__Your task__.
Please report the number of lines in the entries below that contain "handle", with nothing added.

__Extracted information__.

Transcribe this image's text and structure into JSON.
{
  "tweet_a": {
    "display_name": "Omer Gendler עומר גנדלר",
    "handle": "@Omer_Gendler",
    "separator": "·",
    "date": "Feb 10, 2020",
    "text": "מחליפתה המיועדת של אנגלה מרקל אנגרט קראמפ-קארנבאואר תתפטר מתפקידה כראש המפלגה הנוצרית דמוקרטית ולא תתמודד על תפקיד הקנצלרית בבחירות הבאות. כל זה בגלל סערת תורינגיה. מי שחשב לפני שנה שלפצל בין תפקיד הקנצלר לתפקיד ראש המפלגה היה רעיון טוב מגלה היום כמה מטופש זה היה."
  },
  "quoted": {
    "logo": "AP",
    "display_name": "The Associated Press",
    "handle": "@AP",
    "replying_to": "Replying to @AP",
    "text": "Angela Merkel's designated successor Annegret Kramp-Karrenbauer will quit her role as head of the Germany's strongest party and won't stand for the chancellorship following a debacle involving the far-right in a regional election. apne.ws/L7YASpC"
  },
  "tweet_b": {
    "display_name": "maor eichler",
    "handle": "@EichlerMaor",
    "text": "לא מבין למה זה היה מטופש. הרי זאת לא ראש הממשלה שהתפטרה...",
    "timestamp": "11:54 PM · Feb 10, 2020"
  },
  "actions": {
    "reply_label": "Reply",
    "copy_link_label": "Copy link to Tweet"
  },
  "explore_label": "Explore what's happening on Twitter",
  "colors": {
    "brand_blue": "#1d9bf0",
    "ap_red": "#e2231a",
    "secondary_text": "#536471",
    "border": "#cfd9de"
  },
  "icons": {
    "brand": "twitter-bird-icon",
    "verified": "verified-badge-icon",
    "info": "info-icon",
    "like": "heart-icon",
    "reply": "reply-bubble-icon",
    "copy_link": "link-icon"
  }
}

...

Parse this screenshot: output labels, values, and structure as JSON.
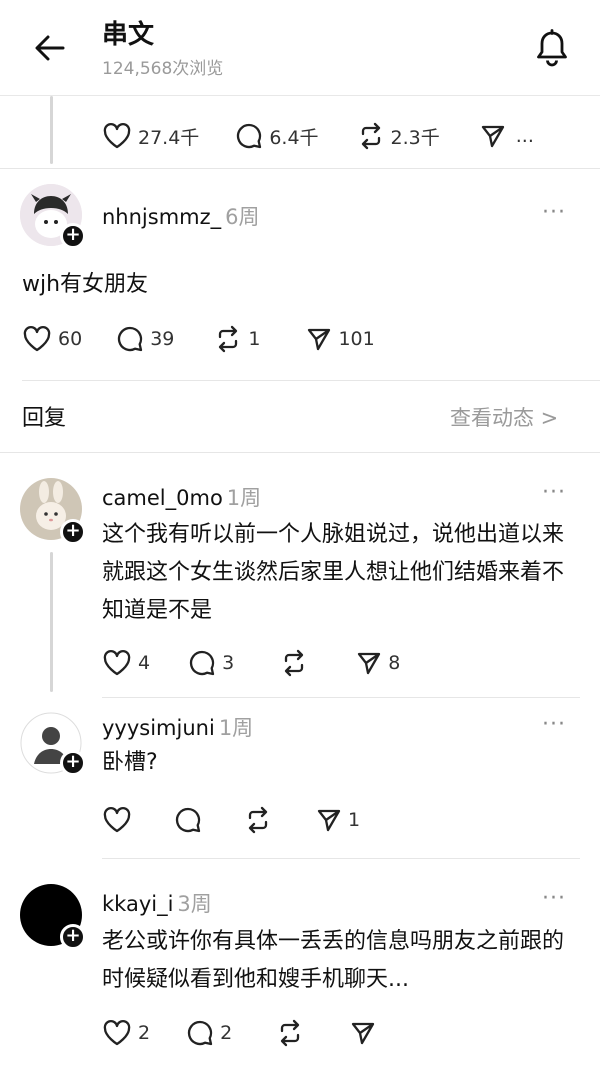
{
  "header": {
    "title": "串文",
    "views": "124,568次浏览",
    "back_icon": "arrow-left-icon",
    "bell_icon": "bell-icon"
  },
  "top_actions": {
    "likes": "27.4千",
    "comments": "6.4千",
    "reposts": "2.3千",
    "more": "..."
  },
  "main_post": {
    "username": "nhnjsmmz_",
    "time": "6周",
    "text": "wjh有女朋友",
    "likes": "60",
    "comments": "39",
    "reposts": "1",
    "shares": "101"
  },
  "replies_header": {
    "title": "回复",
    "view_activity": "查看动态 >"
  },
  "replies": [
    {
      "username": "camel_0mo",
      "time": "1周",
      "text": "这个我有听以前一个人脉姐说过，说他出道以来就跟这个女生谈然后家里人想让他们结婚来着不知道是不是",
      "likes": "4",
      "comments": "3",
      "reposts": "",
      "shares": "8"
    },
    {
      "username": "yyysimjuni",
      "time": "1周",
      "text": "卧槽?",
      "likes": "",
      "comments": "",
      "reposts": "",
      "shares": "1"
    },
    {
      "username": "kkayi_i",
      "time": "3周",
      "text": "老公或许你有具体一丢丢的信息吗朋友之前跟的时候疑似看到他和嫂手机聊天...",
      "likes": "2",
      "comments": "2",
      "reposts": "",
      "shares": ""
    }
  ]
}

__Answer space__.
3